Which of the lines in the data below contain the string "icon"? Copy each of them.

+ + + + + + +

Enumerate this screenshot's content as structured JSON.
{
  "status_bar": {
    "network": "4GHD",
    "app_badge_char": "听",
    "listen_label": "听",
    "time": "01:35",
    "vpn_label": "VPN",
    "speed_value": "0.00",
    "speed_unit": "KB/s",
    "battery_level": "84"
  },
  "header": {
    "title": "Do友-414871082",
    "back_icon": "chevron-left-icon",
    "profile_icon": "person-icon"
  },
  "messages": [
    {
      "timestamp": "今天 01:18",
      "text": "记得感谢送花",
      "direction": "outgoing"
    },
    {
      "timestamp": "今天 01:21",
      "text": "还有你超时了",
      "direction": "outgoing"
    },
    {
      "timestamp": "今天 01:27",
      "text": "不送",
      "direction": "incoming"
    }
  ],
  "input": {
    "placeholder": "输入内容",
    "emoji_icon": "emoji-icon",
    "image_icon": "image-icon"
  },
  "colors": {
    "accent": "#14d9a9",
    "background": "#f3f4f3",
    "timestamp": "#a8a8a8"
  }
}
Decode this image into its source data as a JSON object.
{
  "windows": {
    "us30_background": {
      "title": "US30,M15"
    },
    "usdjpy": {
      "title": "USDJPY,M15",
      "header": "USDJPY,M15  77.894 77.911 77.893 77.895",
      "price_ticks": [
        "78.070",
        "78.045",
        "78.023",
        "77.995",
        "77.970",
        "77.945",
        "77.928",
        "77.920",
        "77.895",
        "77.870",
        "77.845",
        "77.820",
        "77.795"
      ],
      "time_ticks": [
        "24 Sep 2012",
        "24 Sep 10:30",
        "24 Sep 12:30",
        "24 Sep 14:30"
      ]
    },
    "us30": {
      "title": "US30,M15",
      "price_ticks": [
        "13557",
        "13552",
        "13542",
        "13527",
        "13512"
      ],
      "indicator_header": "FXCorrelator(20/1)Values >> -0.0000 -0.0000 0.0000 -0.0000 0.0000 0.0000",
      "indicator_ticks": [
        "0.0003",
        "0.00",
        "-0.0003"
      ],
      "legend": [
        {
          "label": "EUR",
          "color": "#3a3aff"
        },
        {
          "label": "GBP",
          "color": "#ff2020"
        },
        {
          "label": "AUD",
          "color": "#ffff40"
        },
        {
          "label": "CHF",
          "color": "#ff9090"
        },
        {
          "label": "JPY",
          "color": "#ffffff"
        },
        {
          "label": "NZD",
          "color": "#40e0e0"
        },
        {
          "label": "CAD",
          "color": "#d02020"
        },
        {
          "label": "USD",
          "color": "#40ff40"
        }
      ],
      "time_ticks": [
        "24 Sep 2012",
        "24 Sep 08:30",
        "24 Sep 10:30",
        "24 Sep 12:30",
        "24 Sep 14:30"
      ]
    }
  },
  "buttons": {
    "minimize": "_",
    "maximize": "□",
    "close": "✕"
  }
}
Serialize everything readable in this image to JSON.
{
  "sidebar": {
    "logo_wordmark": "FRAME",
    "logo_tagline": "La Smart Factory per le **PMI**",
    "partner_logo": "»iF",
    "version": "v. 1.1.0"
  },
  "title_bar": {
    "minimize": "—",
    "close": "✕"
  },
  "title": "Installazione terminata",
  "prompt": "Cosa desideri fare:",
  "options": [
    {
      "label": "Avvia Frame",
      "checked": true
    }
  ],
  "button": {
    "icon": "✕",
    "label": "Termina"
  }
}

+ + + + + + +

**TASK RESPONSE:**
    "back_icon": "chevron-left-icon",
    "profile_icon": "person-icon"
    "emoji_icon": "emoji-icon",
    "image_icon": "image-icon"
    "icon": "✕",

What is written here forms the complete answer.